When Congress, businesses, state governments, and public-interest groups decry overreach by Obama's executive agencies, the media commonly write off their complaints as self-interested, partisan, or the result of misinformation. But courts, relying on previous Supreme Court decisions, typically defer to agencies' interpretations of the laws that justify their regulations. In the Supreme Court's reasoning, when Congress delegates power to an agency, it also grants the authority to "fill gaps" in the statutory scheme by resolving textual ambiguities. Agencies' expertise usually renders them sufficiently well-informed to parse imprecise terms in their enabling statutes.
That's why federal courts' recent actions demonstrate so clearly just how far beyond the bounds of law the Obama administration has strayed. It's rare for so many of a president's environmental actions to be overturned in such a short period of time.
On June 26, the Supreme Court set aside a mercury and air toxics regulation established during Obama's first term. Writing for the majority, Justice Antonin Scalia stated, "It is not rational, never mind ‘appropriate,' to impose billions of dollars of economic costs in return for a few dollars in health or environmental benefits. Statutory context supports this reading."

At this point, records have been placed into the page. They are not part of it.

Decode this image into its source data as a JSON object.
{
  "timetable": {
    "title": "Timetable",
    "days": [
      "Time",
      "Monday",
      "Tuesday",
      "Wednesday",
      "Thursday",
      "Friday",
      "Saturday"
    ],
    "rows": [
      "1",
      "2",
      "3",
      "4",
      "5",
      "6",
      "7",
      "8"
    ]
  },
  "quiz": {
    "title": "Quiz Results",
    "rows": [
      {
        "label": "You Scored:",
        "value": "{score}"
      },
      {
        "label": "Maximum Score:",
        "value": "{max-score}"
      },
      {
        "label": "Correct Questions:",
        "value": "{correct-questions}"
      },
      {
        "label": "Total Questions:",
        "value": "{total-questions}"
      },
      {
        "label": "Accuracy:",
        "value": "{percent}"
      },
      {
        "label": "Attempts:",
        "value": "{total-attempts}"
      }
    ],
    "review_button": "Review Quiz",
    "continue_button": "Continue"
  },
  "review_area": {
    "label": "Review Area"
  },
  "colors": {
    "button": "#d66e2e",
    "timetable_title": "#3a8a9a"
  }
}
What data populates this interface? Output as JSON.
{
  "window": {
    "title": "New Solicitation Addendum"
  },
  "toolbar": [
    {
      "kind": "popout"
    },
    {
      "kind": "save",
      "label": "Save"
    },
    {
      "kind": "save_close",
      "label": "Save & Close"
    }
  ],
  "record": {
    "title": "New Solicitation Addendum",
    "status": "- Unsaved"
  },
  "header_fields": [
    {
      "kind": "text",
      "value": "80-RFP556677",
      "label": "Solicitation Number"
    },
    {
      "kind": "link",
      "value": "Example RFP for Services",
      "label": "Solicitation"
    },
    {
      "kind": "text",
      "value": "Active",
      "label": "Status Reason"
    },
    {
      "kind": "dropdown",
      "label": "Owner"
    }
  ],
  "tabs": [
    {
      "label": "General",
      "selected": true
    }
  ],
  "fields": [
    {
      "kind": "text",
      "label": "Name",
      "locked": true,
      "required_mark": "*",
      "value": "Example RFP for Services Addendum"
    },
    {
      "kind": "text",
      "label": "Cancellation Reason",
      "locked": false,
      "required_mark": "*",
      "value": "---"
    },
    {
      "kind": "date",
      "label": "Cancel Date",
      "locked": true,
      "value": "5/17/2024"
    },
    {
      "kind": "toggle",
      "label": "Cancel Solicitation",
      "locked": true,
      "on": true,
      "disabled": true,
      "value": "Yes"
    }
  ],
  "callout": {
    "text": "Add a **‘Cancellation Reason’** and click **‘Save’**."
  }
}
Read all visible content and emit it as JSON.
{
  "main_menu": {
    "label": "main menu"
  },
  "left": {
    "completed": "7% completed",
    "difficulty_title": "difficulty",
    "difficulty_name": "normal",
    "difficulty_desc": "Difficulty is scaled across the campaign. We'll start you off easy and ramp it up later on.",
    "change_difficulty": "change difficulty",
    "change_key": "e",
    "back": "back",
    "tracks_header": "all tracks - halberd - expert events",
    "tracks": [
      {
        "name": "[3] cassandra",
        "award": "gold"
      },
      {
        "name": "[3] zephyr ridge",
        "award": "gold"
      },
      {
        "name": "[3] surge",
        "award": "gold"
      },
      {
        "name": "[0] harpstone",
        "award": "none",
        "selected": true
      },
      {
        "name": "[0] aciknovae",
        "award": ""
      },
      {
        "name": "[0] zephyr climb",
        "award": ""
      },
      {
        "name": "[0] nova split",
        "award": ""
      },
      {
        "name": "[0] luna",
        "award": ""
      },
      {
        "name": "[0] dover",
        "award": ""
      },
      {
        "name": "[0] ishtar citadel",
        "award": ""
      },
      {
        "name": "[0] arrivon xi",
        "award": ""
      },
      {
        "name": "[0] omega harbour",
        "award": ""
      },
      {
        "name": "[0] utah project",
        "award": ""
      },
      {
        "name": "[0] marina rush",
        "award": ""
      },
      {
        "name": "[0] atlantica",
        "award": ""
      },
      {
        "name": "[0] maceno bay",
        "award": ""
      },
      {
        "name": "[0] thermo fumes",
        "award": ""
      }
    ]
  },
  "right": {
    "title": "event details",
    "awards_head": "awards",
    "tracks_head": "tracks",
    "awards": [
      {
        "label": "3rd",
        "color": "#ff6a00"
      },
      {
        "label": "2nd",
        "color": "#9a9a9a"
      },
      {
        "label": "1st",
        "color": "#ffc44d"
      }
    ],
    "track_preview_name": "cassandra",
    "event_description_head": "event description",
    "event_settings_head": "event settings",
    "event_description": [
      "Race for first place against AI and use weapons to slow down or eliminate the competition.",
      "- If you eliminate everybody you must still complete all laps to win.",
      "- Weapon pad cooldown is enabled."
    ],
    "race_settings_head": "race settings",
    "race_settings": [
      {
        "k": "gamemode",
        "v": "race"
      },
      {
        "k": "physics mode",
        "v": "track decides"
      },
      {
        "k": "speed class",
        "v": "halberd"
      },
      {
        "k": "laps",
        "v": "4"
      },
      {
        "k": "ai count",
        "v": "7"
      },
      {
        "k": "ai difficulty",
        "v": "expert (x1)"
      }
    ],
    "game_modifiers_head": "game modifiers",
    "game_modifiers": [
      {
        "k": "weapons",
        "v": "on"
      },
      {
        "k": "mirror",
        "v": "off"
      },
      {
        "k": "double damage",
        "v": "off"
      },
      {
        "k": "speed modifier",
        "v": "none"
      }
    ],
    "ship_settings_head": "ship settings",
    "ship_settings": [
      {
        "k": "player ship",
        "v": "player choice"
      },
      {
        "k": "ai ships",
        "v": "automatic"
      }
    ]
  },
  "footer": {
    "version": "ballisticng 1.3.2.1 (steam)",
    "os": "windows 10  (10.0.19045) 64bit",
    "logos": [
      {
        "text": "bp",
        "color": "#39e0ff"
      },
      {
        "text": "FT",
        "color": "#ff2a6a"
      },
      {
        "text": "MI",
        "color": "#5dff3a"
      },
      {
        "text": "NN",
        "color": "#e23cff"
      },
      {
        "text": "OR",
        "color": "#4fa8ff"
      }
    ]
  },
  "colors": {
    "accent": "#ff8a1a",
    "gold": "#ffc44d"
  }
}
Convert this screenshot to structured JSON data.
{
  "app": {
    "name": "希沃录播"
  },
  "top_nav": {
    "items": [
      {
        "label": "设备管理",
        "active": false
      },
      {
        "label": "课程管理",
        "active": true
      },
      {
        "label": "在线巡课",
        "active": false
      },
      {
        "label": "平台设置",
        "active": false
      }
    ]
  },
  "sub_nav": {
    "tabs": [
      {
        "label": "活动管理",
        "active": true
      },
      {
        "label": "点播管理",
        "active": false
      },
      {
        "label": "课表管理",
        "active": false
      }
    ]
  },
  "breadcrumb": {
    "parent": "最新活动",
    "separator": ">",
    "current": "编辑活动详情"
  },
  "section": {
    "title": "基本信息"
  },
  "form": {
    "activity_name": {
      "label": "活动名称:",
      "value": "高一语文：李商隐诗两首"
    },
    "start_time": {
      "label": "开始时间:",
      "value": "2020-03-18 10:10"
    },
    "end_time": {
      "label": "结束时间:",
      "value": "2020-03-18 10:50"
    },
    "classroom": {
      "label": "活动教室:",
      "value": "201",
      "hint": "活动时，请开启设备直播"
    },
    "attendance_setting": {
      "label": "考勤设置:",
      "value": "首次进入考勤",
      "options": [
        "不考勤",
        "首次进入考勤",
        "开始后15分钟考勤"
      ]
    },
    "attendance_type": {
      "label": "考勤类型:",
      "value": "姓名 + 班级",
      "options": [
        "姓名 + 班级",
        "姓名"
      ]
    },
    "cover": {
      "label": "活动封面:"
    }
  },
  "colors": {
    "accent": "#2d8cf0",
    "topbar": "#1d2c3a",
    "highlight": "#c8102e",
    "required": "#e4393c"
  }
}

On July 28, the Washington, D.C. Circuit Court of Appeals ordered the Environmental Protection Agency (EPA) to rewrite its 2011 Cross-State Air Pollution Rule. The court struck down limits EPA had placed on sulfur dioxide and nitrogen oxide emissions. In his ruling, Judge Brett Kavanaugh wrote, "EPA ... required states to reduce pollutants beyond the point necessary to keep downwind states in compliance with the agency's pollution rules, ... violat[ing] the Supreme Court's clear mandate."
On September 1, district-court judge Robert Junell voided endangered-species protections for the lesser prairie chicken, which is found in Colorado, Kansas, New Mexico, Oklahoma, and Texas. It is quite rare for a federal court to overturn a listing by the U.S. Fish and Wildlife Service, but Junell found that the agency failed to consider, as required by law, the success of comprehensive conservation plans designed and administered by state wildlife agencies and landowners in reducing threats to the prairie chicken before listing the animal as threatened.
Arguably the most stinging setback for Obama's attempts to rule through executive action came on August 28, when a federal judge in North Dakota blocked the administration's controversial Waters of the United States rule hours before it was due to take effect.
Over the past decade, the Supreme Court has limited EPA's authority over isolated wetlands that do not significantly affect navigable waterways. Instead of taking these rulings to heart, Obama's EPA decided to go big or go broke, attempting to grab the power to regulate millions of acres of land and water not covered by the Clean Water Act by simply ignoring the word "navigable" as a limit on its authority under that law.
Judge Ralph Erickson of the U.S. District Court for the District of North Dakota partially nullified EPA's action, describing the Obama administration's interpretation of the Clean Water Act's jurisdiction as "exceptionally expansive." Erickson determined there was a high likelihood the states would be harmed if the court didn't act.
EPA defiantly announced that it would largely enforce the regulation anyway, arguing that Erickson's ruling applied only to the 13 states under his jurisdiction. On October 9, the agency's defiance was rewarded with a nationwide injunction issued by the Court of Appeals for the Sixth Circuit. The court found that EPA's new guidelines are "at odds" with key Supreme Court rulings.
Federal courts should be applauded for righting the balance between state and federal powers and defending freedom and private property against illegitimate exercises of federal power. Though such regulatory abuses began long before Obama became president, his administration has carried them to the extreme. To paraphrase John McClane from Die Hard, welcome to the party, pals.
H. Sterling Burnett is a research fellow on energy and the environment at the Heartland Institute, a nonpartisan, nonprofit research center headquartered in Arlington Heights, Ill.